What we have now is an opportunity to educate Britons about the role Africa played in shaping the world, prior and post slavery. With Black History Month on the horizon, the emphasis should not only be on the darkest aspects of our history but on that which has been swept under the carpet. The school curriculum a.k.a The (white) British History Project lacks any teachings of the role griots played in African societies, the Nubian empires or the astronomers of East Africa. The ancient civilizations of Africa influenced much of the Western world today but it is a history that hasn’t been communicated. There is a beautiful exhibition called ‘Black Chronicles II’ which showcases members of The African Choir who toured Britain between 1891-1893, dispelling the myth that the free black experience in Britain began with the arrival of the Empire Windrush.
It is our right to tell the world that our history is rich and did not begin the moment slavery was abolished.
In light of the entire situation, it seems evident that those who were in support of the ‘human zoo’ lacked any real empathy or understanding of the legacy of colonial violence and the appropriate way to acknowledge this. Had they done so, they would have understood that there were many other ways for this dark history to be depicted and that this was not one of them. The Barbican Centre also stated they were unaware of whom the black community was. To that I say, you can find The Black Cultural Archives in Windrush Square in Brixton, you too Brett.
Jesse Bernard is a freelance community manager and writer based in London. He writes about a variety of social issues from feminism, race to mental health and education. He is the editor of Marvin’s Corridor and is currently writing his first novel which touches on depression, domestic abuse and self expression. Jesse has carried out an empirical study assessing the affects hypermasculinity has on men. Find him on twitter @MarvinsCorridor

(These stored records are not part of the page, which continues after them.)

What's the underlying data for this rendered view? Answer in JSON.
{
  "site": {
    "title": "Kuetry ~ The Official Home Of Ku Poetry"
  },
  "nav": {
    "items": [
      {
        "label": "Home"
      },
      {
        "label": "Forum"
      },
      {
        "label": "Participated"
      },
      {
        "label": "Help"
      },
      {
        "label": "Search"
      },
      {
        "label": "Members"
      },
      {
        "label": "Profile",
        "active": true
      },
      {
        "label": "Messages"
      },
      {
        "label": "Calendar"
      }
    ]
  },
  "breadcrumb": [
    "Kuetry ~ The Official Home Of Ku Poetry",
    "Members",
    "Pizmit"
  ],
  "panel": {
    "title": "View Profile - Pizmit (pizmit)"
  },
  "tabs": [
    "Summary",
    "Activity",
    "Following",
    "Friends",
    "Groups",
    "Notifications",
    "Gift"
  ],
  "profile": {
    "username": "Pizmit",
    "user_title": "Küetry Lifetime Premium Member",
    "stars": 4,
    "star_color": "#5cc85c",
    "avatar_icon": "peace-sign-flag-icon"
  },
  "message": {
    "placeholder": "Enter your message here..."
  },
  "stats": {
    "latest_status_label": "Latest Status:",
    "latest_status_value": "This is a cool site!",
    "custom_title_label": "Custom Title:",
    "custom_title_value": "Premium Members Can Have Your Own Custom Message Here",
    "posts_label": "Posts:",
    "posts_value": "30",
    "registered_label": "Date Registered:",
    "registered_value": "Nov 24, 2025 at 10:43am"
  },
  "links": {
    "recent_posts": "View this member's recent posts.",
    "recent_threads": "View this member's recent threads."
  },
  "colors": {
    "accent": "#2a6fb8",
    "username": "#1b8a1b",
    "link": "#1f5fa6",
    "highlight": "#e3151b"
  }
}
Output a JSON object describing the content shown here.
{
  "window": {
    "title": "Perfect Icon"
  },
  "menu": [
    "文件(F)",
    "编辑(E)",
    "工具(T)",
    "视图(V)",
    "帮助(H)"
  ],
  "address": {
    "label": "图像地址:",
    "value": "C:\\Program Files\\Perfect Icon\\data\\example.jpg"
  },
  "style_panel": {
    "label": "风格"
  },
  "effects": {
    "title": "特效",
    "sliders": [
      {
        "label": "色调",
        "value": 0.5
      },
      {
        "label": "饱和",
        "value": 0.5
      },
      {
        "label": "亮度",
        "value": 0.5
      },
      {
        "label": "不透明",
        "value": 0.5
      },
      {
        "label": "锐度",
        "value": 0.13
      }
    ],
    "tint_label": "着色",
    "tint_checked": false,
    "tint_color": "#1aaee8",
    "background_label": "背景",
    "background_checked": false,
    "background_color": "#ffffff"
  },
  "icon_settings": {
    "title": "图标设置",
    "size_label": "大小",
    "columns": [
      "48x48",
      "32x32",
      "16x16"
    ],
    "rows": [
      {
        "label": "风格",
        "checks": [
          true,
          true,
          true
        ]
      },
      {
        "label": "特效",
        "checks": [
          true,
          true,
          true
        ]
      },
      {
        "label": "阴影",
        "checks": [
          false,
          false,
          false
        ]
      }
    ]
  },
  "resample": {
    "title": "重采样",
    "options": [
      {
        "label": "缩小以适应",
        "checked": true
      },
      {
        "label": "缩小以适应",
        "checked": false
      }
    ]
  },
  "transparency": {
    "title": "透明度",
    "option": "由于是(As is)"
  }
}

- It’s Time to Talk About Black Tudors (mediadiversified.org)
- Chinua Achebe and Maya Angelou: Warfare through writing (mediadiversified.org)